SUPPLIED DATA:
----------------
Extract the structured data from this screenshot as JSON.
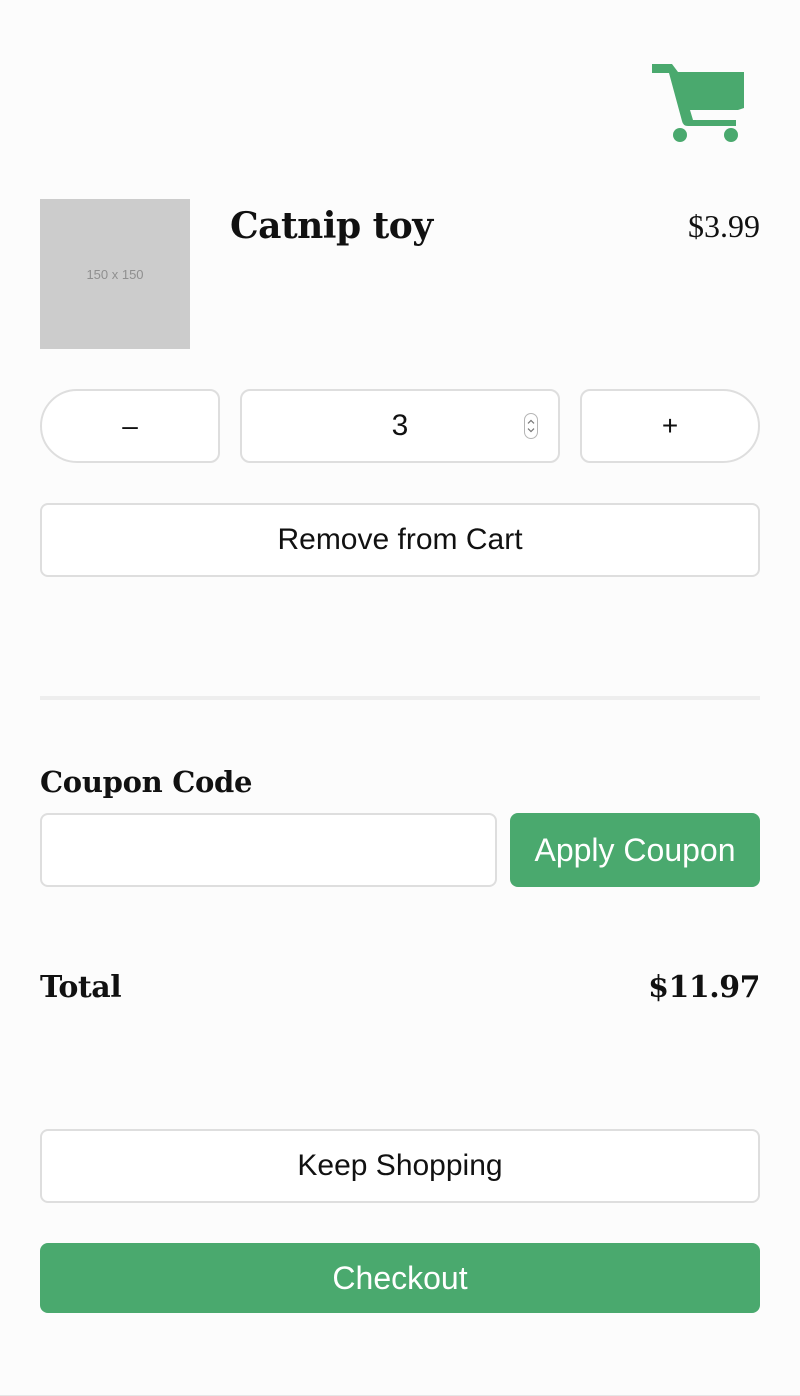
{
  "cart": {
    "icon": "shopping-cart-icon",
    "accent_color": "#4aa96e"
  },
  "product": {
    "image_placeholder": "150 x 150",
    "name": "Catnip toy",
    "price": "$3.99"
  },
  "quantity": {
    "decrement_label": "–",
    "value": "3",
    "increment_label": "+"
  },
  "remove_label": "Remove from Cart",
  "coupon": {
    "label": "Coupon Code",
    "value": "",
    "apply_label": "Apply Coupon"
  },
  "total": {
    "label": "Total",
    "value": "$11.97"
  },
  "keep_shopping_label": "Keep Shopping",
  "checkout_label": "Checkout"
}
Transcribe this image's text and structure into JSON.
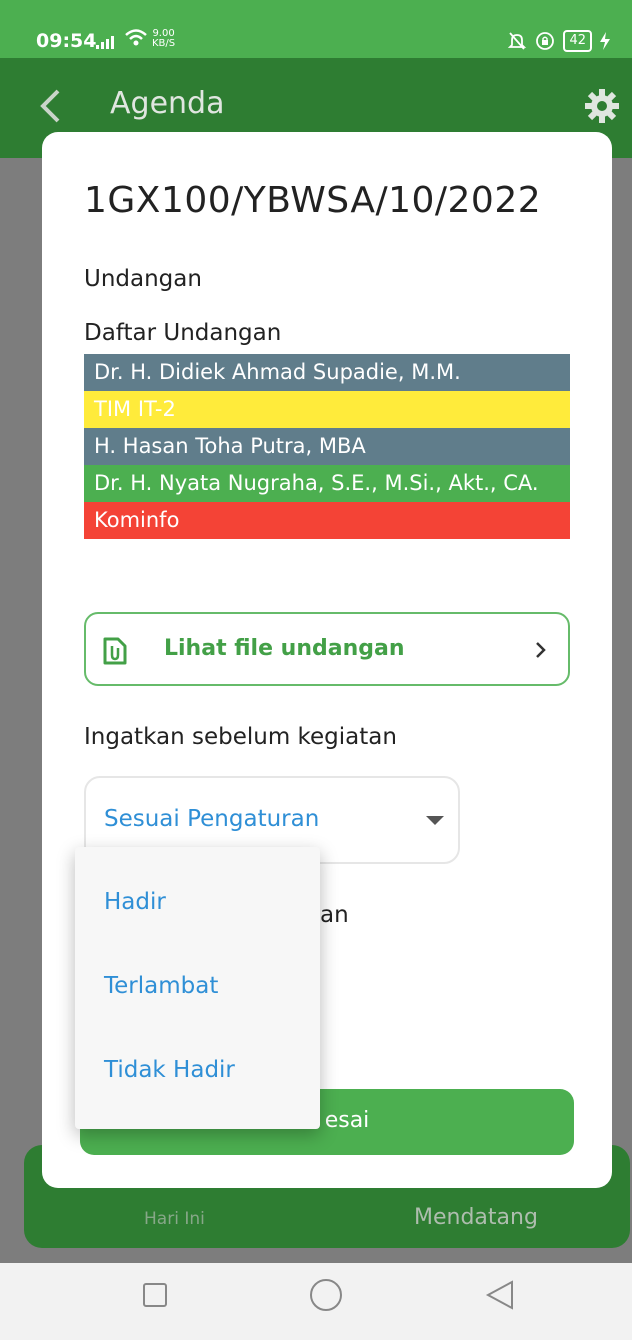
{
  "status_bar": {
    "time": "09:54",
    "speed_value": "9.00",
    "speed_unit": "KB/S",
    "battery": "42"
  },
  "app_bar": {
    "title": "Agenda"
  },
  "bottom_nav": {
    "today_label": "Hari Ini",
    "upcoming_label": "Mendatang"
  },
  "modal": {
    "title": "1GX100/YBWSA/10/2022",
    "type_label": "Undangan",
    "invitee_list_label": "Daftar Undangan",
    "invitees": [
      {
        "name": "Dr. H. Didiek Ahmad Supadie, M.M.",
        "color": "#607d8b"
      },
      {
        "name": "TIM IT-2",
        "color": "#ffeb3b"
      },
      {
        "name": "H. Hasan Toha Putra, MBA",
        "color": "#607d8b"
      },
      {
        "name": "Dr. H. Nyata Nugraha, S.E., M.Si., Akt., CA.",
        "color": "#4caf50"
      },
      {
        "name": "Kominfo",
        "color": "#f44336"
      }
    ],
    "file_button_label": "Lihat file undangan",
    "reminder_label": "Ingatkan sebelum kegiatan",
    "reminder_value": "Sesuai Pengaturan",
    "status_label_visible": "an",
    "done_button_label": "esai"
  },
  "dropdown": {
    "options": [
      "Hadir",
      "Terlambat",
      "Tidak Hadir"
    ]
  },
  "colors": {
    "primary_green": "#4caf50",
    "dark_green": "#2e7d32",
    "link_blue": "#2f8fd6"
  },
  "icons": [
    "back-arrow-icon",
    "gear-icon",
    "file-attachment-icon",
    "chevron-right-icon",
    "caret-down-icon",
    "square-nav-icon",
    "circle-nav-icon",
    "triangle-back-nav-icon"
  ]
}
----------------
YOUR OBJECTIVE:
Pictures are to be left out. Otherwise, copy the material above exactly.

REPLY TO THE EXERCISE:
Extract the structured data from this screenshot as JSON.
{
  "cart": {
    "icon": "shopping-cart-icon",
    "accent_color": "#4aa96e"
  },
  "product": {
    "image_placeholder": "150 x 150",
    "name": "Catnip toy",
    "price": "$3.99"
  },
  "quantity": {
    "decrement_label": "–",
    "value": "3",
    "increment_label": "+"
  },
  "remove_label": "Remove from Cart",
  "coupon": {
    "label": "Coupon Code",
    "value": "",
    "apply_label": "Apply Coupon"
  },
  "total": {
    "label": "Total",
    "value": "$11.97"
  },
  "keep_shopping_label": "Keep Shopping",
  "checkout_label": "Checkout"
}
Transcribe this image's text and structure into JSON.
{
  "status_bar": {
    "time": "09:54",
    "speed_value": "9.00",
    "speed_unit": "KB/S",
    "battery": "42"
  },
  "app_bar": {
    "title": "Agenda"
  },
  "bottom_nav": {
    "today_label": "Hari Ini",
    "upcoming_label": "Mendatang"
  },
  "modal": {
    "title": "1GX100/YBWSA/10/2022",
    "type_label": "Undangan",
    "invitee_list_label": "Daftar Undangan",
    "invitees": [
      {
        "name": "Dr. H. Didiek Ahmad Supadie, M.M.",
        "color": "#607d8b"
      },
      {
        "name": "TIM IT-2",
        "color": "#ffeb3b"
      },
      {
        "name": "H. Hasan Toha Putra, MBA",
        "color": "#607d8b"
      },
      {
        "name": "Dr. H. Nyata Nugraha, S.E., M.Si., Akt., CA.",
        "color": "#4caf50"
      },
      {
        "name": "Kominfo",
        "color": "#f44336"
      }
    ],
    "file_button_label": "Lihat file undangan",
    "reminder_label": "Ingatkan sebelum kegiatan",
    "reminder_value": "Sesuai Pengaturan",
    "status_label_visible": "an",
    "done_button_label": "esai"
  },
  "dropdown": {
    "options": [
      "Hadir",
      "Terlambat",
      "Tidak Hadir"
    ]
  },
  "colors": {
    "primary_green": "#4caf50",
    "dark_green": "#2e7d32",
    "link_blue": "#2f8fd6"
  },
  "icons": [
    "back-arrow-icon",
    "gear-icon",
    "file-attachment-icon",
    "chevron-right-icon",
    "caret-down-icon",
    "square-nav-icon",
    "circle-nav-icon",
    "triangle-back-nav-icon"
  ]
}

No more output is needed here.